Talking of which, I’ve read a few good ones lately. The Gustav Sonata by Rose Tremain was very enjoyable. I’ve read quite a few by her and loved them all. I’ve just started ‘This Must be the Place’ by Maggie O’Farrell which seems good so far. I’ve enjoyed other books by her too. I’ve had a big long spell of not reading so much because I’ve preferred to use my down time to crochet but lately I’m consciously trying to accommodate both.

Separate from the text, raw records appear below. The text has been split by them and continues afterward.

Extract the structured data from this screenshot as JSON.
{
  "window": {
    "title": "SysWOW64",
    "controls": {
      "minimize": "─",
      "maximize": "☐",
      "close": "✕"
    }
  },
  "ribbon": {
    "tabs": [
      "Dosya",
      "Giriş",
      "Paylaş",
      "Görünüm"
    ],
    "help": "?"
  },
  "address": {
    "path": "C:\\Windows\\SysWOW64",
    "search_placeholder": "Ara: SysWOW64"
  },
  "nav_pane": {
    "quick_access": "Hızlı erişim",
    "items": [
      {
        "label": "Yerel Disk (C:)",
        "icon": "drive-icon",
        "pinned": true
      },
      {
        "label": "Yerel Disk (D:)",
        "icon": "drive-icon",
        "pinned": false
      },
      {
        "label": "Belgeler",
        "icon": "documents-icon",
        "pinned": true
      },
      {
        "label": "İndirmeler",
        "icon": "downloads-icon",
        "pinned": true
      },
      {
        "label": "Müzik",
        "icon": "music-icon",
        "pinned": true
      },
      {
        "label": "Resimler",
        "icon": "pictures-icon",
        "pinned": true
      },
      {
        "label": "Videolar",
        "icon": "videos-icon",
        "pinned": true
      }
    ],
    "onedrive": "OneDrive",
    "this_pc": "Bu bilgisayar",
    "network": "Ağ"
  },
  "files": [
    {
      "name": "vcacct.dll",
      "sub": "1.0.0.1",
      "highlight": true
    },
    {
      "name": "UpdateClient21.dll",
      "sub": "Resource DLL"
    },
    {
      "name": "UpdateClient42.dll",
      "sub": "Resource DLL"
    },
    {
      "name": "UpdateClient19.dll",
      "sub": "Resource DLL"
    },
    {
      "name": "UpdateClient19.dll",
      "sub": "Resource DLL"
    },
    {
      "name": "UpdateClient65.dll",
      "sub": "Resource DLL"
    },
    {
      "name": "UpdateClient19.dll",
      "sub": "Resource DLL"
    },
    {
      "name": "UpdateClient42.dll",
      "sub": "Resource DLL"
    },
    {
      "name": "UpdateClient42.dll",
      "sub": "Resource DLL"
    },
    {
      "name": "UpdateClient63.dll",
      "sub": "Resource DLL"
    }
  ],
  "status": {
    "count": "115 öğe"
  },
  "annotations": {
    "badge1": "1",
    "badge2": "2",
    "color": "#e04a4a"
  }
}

With E now firmly settled in at university I thought I would be a bit of an emotional wreck. On the day of the move I got as far as the car park and when she hopped out to go and get the keys with that mixture of fear and excitement on her face only a mother could recognise I just temporarily lost it and had a bit of a gulping sob whilst telling M to talk about something that would make me recover and quickly! Poor chap didn’t know what to talk about but I did eventually compose myself in good time for her return. I haven’t blubbed since. She has an excellent room, her own bathroom, a big kitchen and she’s a student at one of the most impressively organised and efficient universities I’ve ever come across. Across the city she has a friend who moved in the day before and messaged E to ask her what number she should put her thermostat on. We suggested twenty one and she was astounded, having set it at ten and wondered why she was cold. It seems not all 18 year olds have been encouraged to learn how to feed themselves before leaving home. Although E is branching out and making mashed potato from real potatoes (imagine!) she is making proper meals with meat, vegetables and potato. Previously she was more of a scrambled eggs on toast or bacon sandwich kind of chef. One of her flat mates destroyed four eggs before successfully managing to boil one for his main evening meal. I fear these Mums have done too much for their sons. J is three years younger and if it goes in the oven or microwave he’s happy to cook it. He’s not so keen on saucepan items for some reason but we will be working in that before he goes to uni. I will never worry that he’s not getting his five a day because he’s always eaten mountains of fruit and lately he chops everything and puts it in a blender to make fruit smoothies. He’s probably already ahead of another of E’s flat mates who thought dried pasta had to be kept in the fridge!